Find and return every line of the data that contains the word "reminder".

---

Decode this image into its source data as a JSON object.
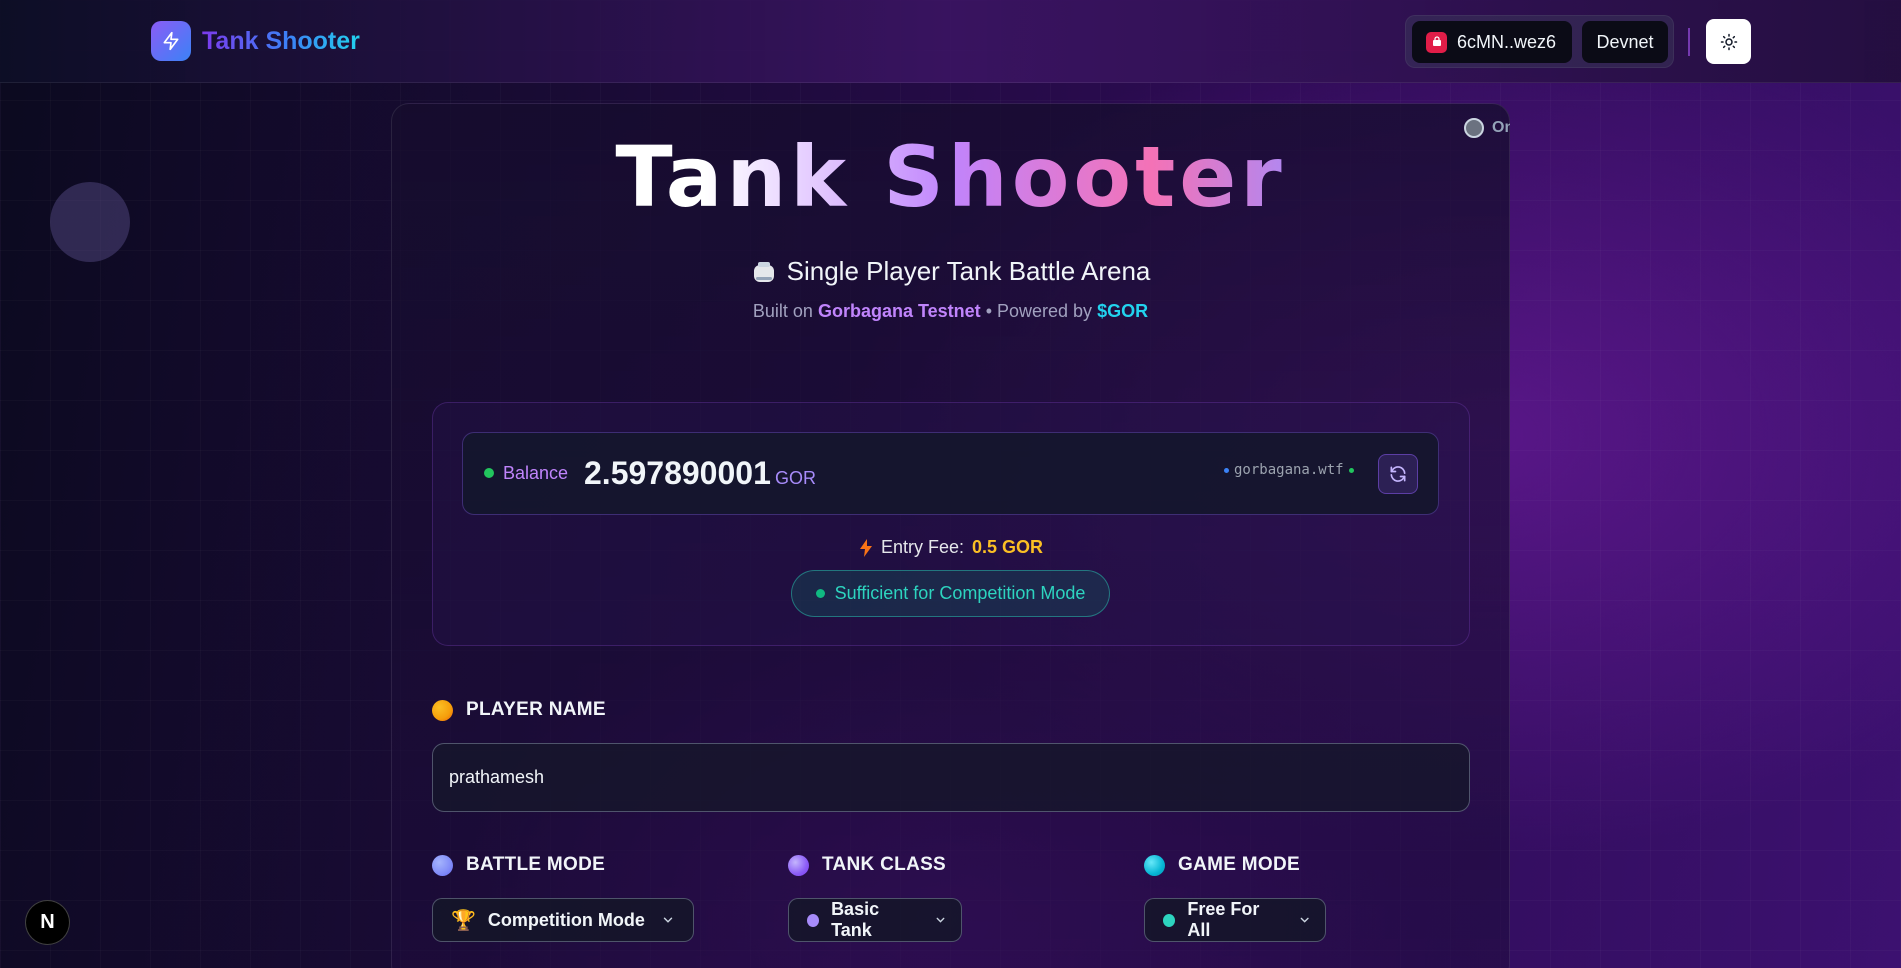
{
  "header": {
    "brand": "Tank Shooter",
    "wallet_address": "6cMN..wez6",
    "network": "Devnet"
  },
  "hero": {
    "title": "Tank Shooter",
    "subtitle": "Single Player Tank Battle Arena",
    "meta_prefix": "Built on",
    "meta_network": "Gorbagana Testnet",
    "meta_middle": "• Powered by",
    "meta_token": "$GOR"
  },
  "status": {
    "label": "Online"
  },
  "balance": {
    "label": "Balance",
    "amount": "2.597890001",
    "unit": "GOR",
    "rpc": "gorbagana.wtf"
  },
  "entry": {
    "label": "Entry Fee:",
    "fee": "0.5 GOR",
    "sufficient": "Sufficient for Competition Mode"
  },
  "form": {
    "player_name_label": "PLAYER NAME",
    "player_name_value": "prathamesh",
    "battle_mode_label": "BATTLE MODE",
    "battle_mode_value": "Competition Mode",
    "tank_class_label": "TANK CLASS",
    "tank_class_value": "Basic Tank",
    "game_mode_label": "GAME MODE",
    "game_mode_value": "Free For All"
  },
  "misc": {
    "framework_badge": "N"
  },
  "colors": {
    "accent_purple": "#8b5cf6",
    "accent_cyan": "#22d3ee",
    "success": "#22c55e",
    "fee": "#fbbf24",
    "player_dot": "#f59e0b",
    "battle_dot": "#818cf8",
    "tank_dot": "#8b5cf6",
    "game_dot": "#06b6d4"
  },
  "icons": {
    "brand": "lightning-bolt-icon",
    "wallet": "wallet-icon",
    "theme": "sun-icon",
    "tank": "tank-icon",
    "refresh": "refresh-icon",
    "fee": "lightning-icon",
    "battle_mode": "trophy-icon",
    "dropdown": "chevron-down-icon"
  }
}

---

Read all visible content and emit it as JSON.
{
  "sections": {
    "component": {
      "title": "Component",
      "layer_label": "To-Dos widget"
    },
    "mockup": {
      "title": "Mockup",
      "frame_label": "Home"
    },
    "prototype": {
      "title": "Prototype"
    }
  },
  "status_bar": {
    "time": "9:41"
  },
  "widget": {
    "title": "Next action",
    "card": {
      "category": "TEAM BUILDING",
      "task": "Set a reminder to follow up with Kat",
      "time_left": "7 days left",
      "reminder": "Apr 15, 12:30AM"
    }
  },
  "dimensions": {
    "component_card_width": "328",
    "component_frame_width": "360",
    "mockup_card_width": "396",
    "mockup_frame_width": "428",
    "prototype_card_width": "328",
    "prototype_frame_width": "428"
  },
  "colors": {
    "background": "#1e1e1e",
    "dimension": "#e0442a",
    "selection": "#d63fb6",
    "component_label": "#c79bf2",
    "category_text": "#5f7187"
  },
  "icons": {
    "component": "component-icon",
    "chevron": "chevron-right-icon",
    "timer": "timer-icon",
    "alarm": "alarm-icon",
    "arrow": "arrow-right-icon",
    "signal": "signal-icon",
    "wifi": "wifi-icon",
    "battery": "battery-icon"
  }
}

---

- [Your solution]:
      "task": "Set a reminder to follow up with Kat",
      "reminder": "Apr 15, 12:30AM"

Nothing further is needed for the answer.